● **Problem to solve**:
Each entry should be written out again exactly, so that nothing is lost.

══ Supplied data

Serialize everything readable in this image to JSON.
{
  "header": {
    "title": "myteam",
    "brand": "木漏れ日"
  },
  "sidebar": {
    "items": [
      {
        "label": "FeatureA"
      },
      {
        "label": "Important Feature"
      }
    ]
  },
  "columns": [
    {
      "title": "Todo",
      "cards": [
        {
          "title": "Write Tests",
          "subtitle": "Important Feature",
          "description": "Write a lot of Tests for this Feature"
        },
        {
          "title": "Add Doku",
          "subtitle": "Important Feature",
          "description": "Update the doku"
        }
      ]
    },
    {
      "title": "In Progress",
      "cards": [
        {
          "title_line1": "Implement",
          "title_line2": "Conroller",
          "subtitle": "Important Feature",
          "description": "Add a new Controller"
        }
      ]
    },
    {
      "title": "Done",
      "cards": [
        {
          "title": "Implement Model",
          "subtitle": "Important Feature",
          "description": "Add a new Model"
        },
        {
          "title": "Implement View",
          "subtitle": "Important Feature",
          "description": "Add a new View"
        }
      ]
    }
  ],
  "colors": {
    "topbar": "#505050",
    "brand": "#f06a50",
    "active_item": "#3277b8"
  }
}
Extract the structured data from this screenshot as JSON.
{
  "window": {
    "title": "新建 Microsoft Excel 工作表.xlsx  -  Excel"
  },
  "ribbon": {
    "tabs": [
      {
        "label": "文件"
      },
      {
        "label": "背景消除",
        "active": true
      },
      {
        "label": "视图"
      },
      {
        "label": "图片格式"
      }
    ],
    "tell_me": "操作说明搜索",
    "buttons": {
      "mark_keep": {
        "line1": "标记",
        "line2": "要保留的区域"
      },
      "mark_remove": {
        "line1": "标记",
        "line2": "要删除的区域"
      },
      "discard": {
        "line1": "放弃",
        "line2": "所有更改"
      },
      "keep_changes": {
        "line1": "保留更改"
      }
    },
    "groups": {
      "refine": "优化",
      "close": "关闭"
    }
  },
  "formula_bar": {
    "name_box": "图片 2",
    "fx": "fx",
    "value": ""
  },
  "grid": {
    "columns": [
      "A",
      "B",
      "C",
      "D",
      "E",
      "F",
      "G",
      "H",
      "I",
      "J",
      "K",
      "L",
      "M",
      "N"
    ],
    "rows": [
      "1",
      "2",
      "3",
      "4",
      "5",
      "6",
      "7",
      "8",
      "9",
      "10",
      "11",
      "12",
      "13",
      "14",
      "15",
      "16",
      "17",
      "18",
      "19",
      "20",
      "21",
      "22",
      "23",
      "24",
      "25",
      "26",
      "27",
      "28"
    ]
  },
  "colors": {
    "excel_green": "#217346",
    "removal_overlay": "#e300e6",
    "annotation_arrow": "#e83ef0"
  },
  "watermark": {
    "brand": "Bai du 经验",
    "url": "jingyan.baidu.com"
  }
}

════

● **Task response**:
Serialize everything readable in this image to JSON.
{
  "header": {
    "title": "myteam",
    "brand": "木漏れ日"
  },
  "sidebar": {
    "items": [
      {
        "label": "FeatureA"
      },
      {
        "label": "Important Feature"
      }
    ]
  },
  "columns": [
    {
      "title": "Todo",
      "cards": [
        {
          "title": "Write Tests",
          "subtitle": "Important Feature",
          "description": "Write a lot of Tests for this Feature"
        },
        {
          "title": "Add Doku",
          "subtitle": "Important Feature",
          "description": "Update the doku"
        }
      ]
    },
    {
      "title": "In Progress",
      "cards": [
        {
          "title_line1": "Implement",
          "title_line2": "Conroller",
          "subtitle": "Important Feature",
          "description": "Add a new Controller"
        }
      ]
    },
    {
      "title": "Done",
      "cards": [
        {
          "title": "Implement Model",
          "subtitle": "Important Feature",
          "description": "Add a new Model"
        },
        {
          "title": "Implement View",
          "subtitle": "Important Feature",
          "description": "Add a new View"
        }
      ]
    }
  ],
  "colors": {
    "topbar": "#505050",
    "brand": "#f06a50",
    "active_item": "#3277b8"
  }
}
Extract the structured data from this screenshot as JSON.
{
  "window": {
    "title": "新建 Microsoft Excel 工作表.xlsx  -  Excel"
  },
  "ribbon": {
    "tabs": [
      {
        "label": "文件"
      },
      {
        "label": "背景消除",
        "active": true
      },
      {
        "label": "视图"
      },
      {
        "label": "图片格式"
      }
    ],
    "tell_me": "操作说明搜索",
    "buttons": {
      "mark_keep": {
        "line1": "标记",
        "line2": "要保留的区域"
      },
      "mark_remove": {
        "line1": "标记",
        "line2": "要删除的区域"
      },
      "discard": {
        "line1": "放弃",
        "line2": "所有更改"
      },
      "keep_changes": {
        "line1": "保留更改"
      }
    },
    "groups": {
      "refine": "优化",
      "close": "关闭"
    }
  },
  "formula_bar": {
    "name_box": "图片 2",
    "fx": "fx",
    "value": ""
  },
  "grid": {
    "columns": [
      "A",
      "B",
      "C",
      "D",
      "E",
      "F",
      "G",
      "H",
      "I",
      "J",
      "K",
      "L",
      "M",
      "N"
    ],
    "rows": [
      "1",
      "2",
      "3",
      "4",
      "5",
      "6",
      "7",
      "8",
      "9",
      "10",
      "11",
      "12",
      "13",
      "14",
      "15",
      "16",
      "17",
      "18",
      "19",
      "20",
      "21",
      "22",
      "23",
      "24",
      "25",
      "26",
      "27",
      "28"
    ]
  },
  "colors": {
    "excel_green": "#217346",
    "removal_overlay": "#e300e6",
    "annotation_arrow": "#e83ef0"
  },
  "watermark": {
    "brand": "Bai du 经验",
    "url": "jingyan.baidu.com"
  }
}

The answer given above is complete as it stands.